Meanwhile, the press pool following him had previously been told to wait in the press van because "there may be an early departure." And President Trump later tweeted that he "asked @VP Pence to leave stadium if any players kneeled," both of which rather undermine any claim Pence had to be following his own conscience.

Let us return to the Book of Clemens, Chapter 23, verses 3-5:

Patriotism is merely a religion -- love of country, worship of country, devotion to the country's flag and honor and welfare.

In absolute monarchies it is furnished from the Throne, cut and dried, to the subject; in England and America it is furnished, cut and dried, to the citizen by the politician and the newspaper.

The newspaper-and-politician-manufactured Patriot often gags in private over his dose; but he takes it, and keeps it on his stomach the best he can. Blessed are the meek.

As Josh Marshall has pointed out repeatedly, "In Trumpland, everyone gets hurt. No one emerges with any dignity intact. He’s that ravening maw of ego and appetite and above all else unquenchable need and he has the country by the throat."

 

Maybe we should build a wall?

The Argentine national football team is messing with us in this hilarious promotion:

TPM explains:

“They’re coming from South America. These are total killers. These are not the nice, sweet, little people that you’d think, okay?" Trump continues. "We have no protection, anybody can come in. It’s very easy and it shouldn’t be that way. We need to build a wall and it has to be built quickly.”

Trump's comments about a border wall play over clips of Argentine soccer players scoring a goal and cutting past a defender.

The promo closes with the caption: "The truth is the best they can do is not let us in."

Heh.

I mean, it's only funny until someone loses an election.

The Cato Institute hopes you can't do math
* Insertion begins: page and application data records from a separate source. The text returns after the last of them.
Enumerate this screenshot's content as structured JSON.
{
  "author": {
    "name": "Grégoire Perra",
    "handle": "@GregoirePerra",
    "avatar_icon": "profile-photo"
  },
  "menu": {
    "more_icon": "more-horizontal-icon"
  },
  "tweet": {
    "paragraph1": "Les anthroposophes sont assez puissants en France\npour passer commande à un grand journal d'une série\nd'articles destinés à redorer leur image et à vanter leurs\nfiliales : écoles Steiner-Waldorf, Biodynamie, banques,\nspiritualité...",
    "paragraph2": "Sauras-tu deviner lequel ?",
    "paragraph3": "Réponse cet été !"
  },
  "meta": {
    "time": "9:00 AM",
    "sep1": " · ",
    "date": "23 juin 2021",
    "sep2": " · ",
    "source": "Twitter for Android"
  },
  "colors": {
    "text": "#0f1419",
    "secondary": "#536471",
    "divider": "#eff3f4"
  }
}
Some of my libertarian-minded friends have circulated an article written by Cato Institute senior fellow Daniel J. Mitchell, an anti- flat-tax advocate, claiming that Cam Newton will pay a 200% tax to California on his Superbowl earnings. Mitchell quotes "a Certified Public Accountant" writing in a Forbes article at length, ending with this legerdemain:

If the Panthers ... lose [the Superbowl, Newton] will only net another $51,000. The Panthers will have about 206 total duty days during 2016, including the playoffs, preseason, regular season and organized team activities (OTAs)....

Seven of those duty days will be in California for the Super Bowl... To determine what Newton will pay California on his Super Bowl winnings alone ... looking at the seven days Newton will spend in California this week for Super Bowl 50, he will pay the state ... $101,360 on $51,000 should they lose.

Except that's total bullshit. Did anyone else spot the problem with this?

See, Newton didn't earn $51,000 for losing the Superbowl; he earned over $1.1 million for losing the Superbowl. And a $100,000 tax on $1.1 million seems pretty reasonable to me, despite how unreasonable it seems to the Cato Institute (which thinks any tax on income is unreasonable and wants to repeal the 16th Amendment).

If Newton works 206 days in 2016, and 7 of them are in California, then 3.4% of his annual gross income is apportioned to California. But Newton will probably earn $31 million in 2016, not $51,000; and 3.4% of $31 million is, it turns out, $1,053,398.

(Come to think of it, the $51,000 bonus seems kind of small, doesn't it? I mean, since we're talking about fantasy money and not the compensation that most people earn.)

Mitchell's problem isn't that states like California have higher income taxes than other states. His problem is that doesn't want any income taxes, period. Fine; make that argument. But don't foist patently misleading headlines on completely misleading articles and claim you're presenting a real argument.

Too much to read

I'm totally swamped today, so here are the things I haven't read yet:

Twenty minutes until my next meeting.